Iraq offers the Obama administration an extraordinary opportunity. Overall violence and American casualties have dropped remarkably since the surge began last year. Iraqi security forces have grown in size and effectiveness. American and Iraqi troops have inflicted a series of defeats on insurgents and militias. The slow but steady construction of a new post-Saddam Hussein state structure will lift the burden of securing Iraq against internal disorder from American forces in the next couple of years, if current trends continue.
The situation remains delicate, however, as Iraq moves into provincial elections in January and parliamentary elections at the end of 2009. Although Iraqi forces increasingly bear the burden of fighting (and, increasingly, peacekeeping), they will need continuing American support. The government of Iraq has recognized all these facts by forging the status of forces agreement with Washington, which was endorsed by the cabinet a week ago and sent to the Council of Representatives for approval.
The agreement encapsulates the basic reality in Iraq today: Iraq is an independent, sovereign state able to negotiate on an equal basis with the United States; Iraqis and Americans both want American troops to leave Iraq as quickly as possible and believe that a withdrawal will be feasible by 2011. Above all, the agreement highlights Iraq’s desire to become a strategic partner with the United States, an opportunity the Obama administration can seize.
Leaving aside the debate in America about what ties global Al Qaeda has to Al Qaeda in Iraq, Iraqis overwhelmingly think that they have indeed been fighting an arm of Osama bin Laden’s organization. Every major political grouping in Iraq rejects Al Qaeda and supports the fight against its ideology. Iraqis increasingly pride themselves on being the first Arab state to reject the terrorists.
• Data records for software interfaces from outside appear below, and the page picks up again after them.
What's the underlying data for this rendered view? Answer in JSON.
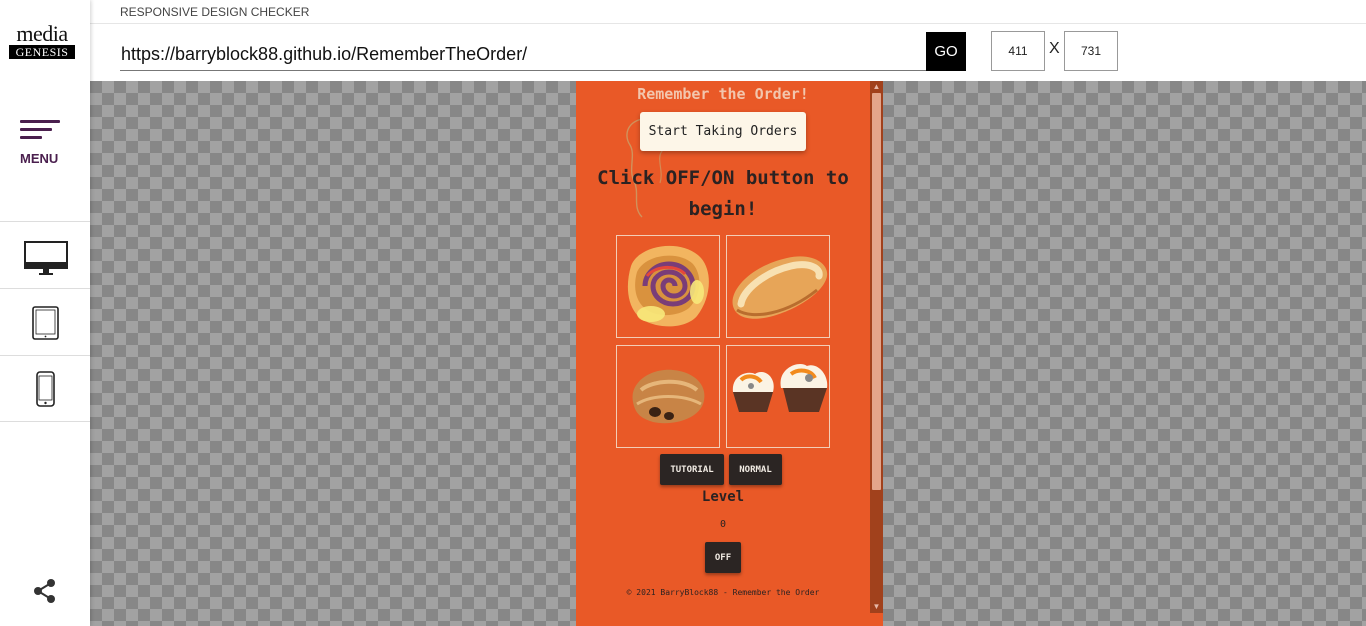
{
  "app": {
    "title": "RESPONSIVE DESIGN CHECKER",
    "logo_top": "media",
    "logo_bottom": "GENESIS"
  },
  "sidebar": {
    "menu_label": "MENU",
    "devices": [
      "desktop-icon",
      "tablet-icon",
      "phone-icon"
    ],
    "share": "share-icon"
  },
  "toolbar": {
    "url": "https://barryblock88.github.io/RememberTheOrder/",
    "go_label": "GO",
    "width": "411",
    "separator": "X",
    "height": "731"
  },
  "site": {
    "title": "Remember the Order!",
    "start_button": "Start Taking Orders",
    "instruction": "Click OFF/ON button to begin!",
    "tiles": [
      "cinnamon-roll",
      "bread-roll",
      "pain-au-chocolat",
      "cupcakes"
    ],
    "tutorial_button": "TUTORIAL",
    "normal_button": "NORMAL",
    "level_label": "Level",
    "level_value": "0",
    "power_button": "OFF",
    "footer": "© 2021 BarryBlock88 - Remember the Order"
  },
  "colors": {
    "accent": "#4a1f4e",
    "page_bg": "#e95927",
    "button_dark": "#2b2523"
  }
}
This summer, leading members of Anbar Awakening, a group of Sunni leaders who have joined forces with the United States and the Shiite-led Baghdad government, circulated a memo about how they could help Afghans develop their own “awakenings” to fight Al Qaeda on their territory. As we look for allies in the struggle against Al Qaeda, Iraqis are our most natural and eager partners.
America and Iraq also have common interests vis-à-vis Iran. Iraqis want to remain independent of Tehran, as they have now demonstrated by signing the agreement with the United States over Iran’s vigorous objections. They want to avoid military conflict with Iran, and so does America. Iraqis share our fear that Iran may acquire nuclear weapons, which would threaten their independence. And they resent Iran’s efforts to maintain insurgent and terrorist cells that undermine their government.
Of course, the Iraqis recognize, as we do, that Iraq and Iran are natural trading partners and have a religious bond as majority Shiite. This may be to our benefit: the millions of Iranian pilgrims who will visit Iraqi holy sites at Najaf and Karbala over the coming years will take home a vision of a flourishing, peaceful, secular, religiously tolerant and democratic Muslim state.
The reintegration of Iraq into the Arab world is also under way. Many Arab states have already begun to open embassies in Baghdad. We should keep in mind that Iraq also shares interests with America regarding Saudi Arabia and Syria. Increasingly, Iraqi leaders speak quietly of replacing the Saudi kingdom as the dominant Arab state. Iraq also knows that Syria has allowed Al Qaeda fighters free passage across their common border for years, and has served as a staging base for Iranian support to Hezbollah in Lebanon. Washington and Baghdad have a common interest in persuading the Syrian regime to abandon its support of terror groups.
America will withdraw its forces from patrolling in Iraq and will significantly reduce the number of soldiers there over the coming years — that is not and never has been in question. The timing and nature of that withdrawal, however, is extremely delicate.
It is vital that we help see Iraq through during its year of elections, and avoid the temptation to “front-load” the withdrawal in 2009. It is equally vital that we develop a broader strategic relationship with Iraq using all elements of our national power in tandem with Iraq’s to pursue our common interests. President Obama has the chance to do more in Iraq than win the war. He can win the peace.
Frederick W. Kagan, a resident fellow at the American Enterprise Institute and a former professor of military history at the United States Military Academy.